AIM OF THE TASK -
Where an entry below contains an image, skip the image and copy the rest exactly.

(Stored items from a collection)
:::::

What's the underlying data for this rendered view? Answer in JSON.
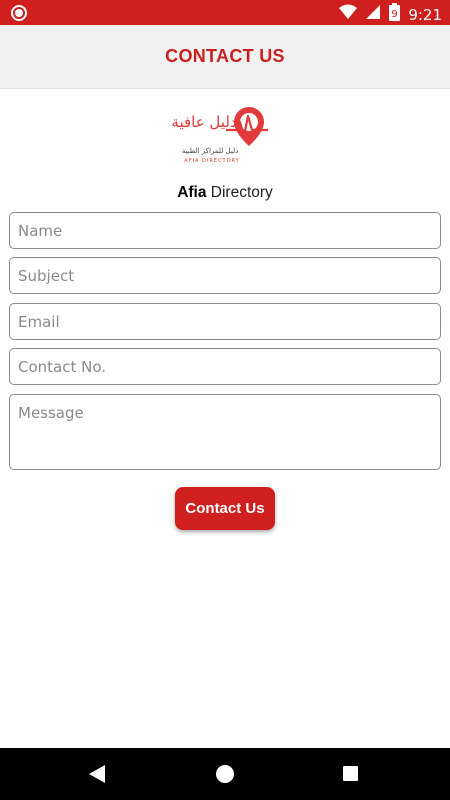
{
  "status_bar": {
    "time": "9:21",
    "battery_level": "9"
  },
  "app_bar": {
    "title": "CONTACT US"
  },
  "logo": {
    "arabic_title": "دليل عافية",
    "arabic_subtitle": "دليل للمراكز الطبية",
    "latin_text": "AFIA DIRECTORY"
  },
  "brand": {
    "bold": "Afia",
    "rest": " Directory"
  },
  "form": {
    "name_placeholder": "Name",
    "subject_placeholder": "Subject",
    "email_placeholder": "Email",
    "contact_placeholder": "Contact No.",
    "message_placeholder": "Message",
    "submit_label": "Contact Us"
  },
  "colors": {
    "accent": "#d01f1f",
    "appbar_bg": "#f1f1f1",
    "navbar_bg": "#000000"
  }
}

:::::

OUTPUT OF THE TASK -
What's the underlying data for this rendered view? Answer in JSON.
{
  "status_bar": {
    "time": "9:21",
    "battery_level": "9"
  },
  "app_bar": {
    "title": "CONTACT US"
  },
  "logo": {
    "arabic_title": "دليل عافية",
    "arabic_subtitle": "دليل للمراكز الطبية",
    "latin_text": "AFIA DIRECTORY"
  },
  "brand": {
    "bold": "Afia",
    "rest": " Directory"
  },
  "form": {
    "name_placeholder": "Name",
    "subject_placeholder": "Subject",
    "email_placeholder": "Email",
    "contact_placeholder": "Contact No.",
    "message_placeholder": "Message",
    "submit_label": "Contact Us"
  },
  "colors": {
    "accent": "#d01f1f",
    "appbar_bg": "#f1f1f1",
    "navbar_bg": "#000000"
  }
}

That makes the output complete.